Excerpt from the research paper:  Fabrication and characterization of the perfluorocarbon-coated “slippery” micropropellers. (A) Schematic of the fabrication process. (B) SEM (top) and ESB-SEM (bottom) images of the micropropellers. The yellow arrows indicate the length (l) of the propeller and the diameter (d) of the head of the propeller. The white area is the nickel part of the propeller. Scale bars, 500 nm. (C) FTIR spectroscopy of the micropropellers without the coating and with the perfluorocarbon coating, and the perfluorocarbon liquid. The enlarged spectra are displayed at the bottom right, proving the presence of the perfluorocarbon.

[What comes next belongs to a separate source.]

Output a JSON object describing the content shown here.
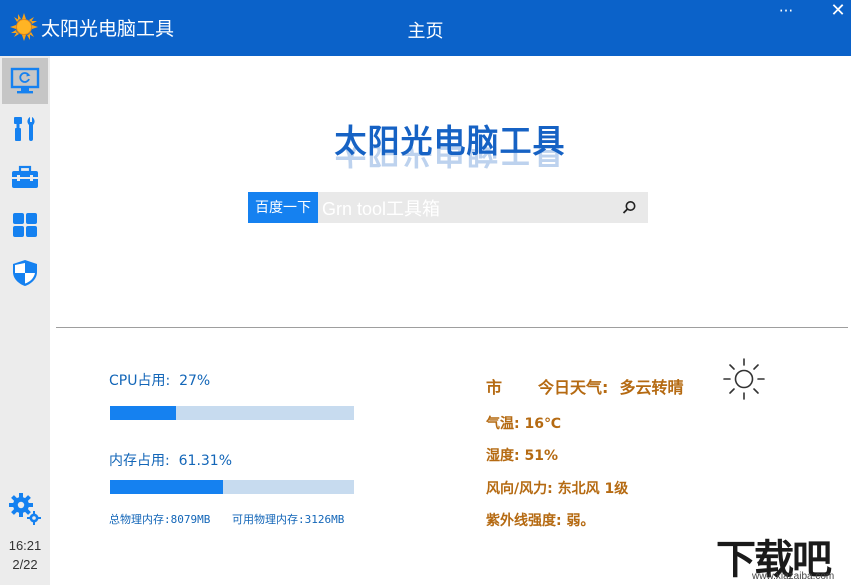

The contact angles of the wafer with an array of coated helices (top) and uncoated helices (bottom) are shown, respectively.“This slippery coating is crucial for the efficient propulsion of our robots inside the eye,” Wu, one of the authors of the research paper said, “as it minimizes the adhesion between the biological protein network in the vitreous and the surface of our nanorobots.”

This synthetic non-stick layer is similar to the Teflon coating of a frying pan, Wu explains. It was inspired by a liquid layer found on the carnivorous Nepenthes pitcher plant. The plant uses the slippery layer to catch insects.

Challenge Three

The third challenge was guided maneuverability, in other words, how to navigate the robots to the desired location through the eyeball. For this, a standard system (used by other kinds of medical nanobots) was appointed – magnets. The tails of the robots were seeded with tiny metal particles (made of nickel) that respond to an external magnetic field.

The external magnetic field is the control board where the doctor can guide the robot(s) to the desired location within the eye. The medics have full control and can drive them in any direction (forwards, backwards, left or right, up, down) while watching them on a live scan to see where they’re going.

Testing The Resolution

A series of experiments were conducted using dissected (dead) pig eyeballs to test the new technology. The Planck team injected tens of thousands of the bots into the eyeball’s vitreous humor. They were able to guide all of them simultaneously to the retina in just half an hour. The team concluded that the use of nanobots is more effective and faster than using eye drops or injections. The scientists believe that one day they could be used to prevent or reverse blindness.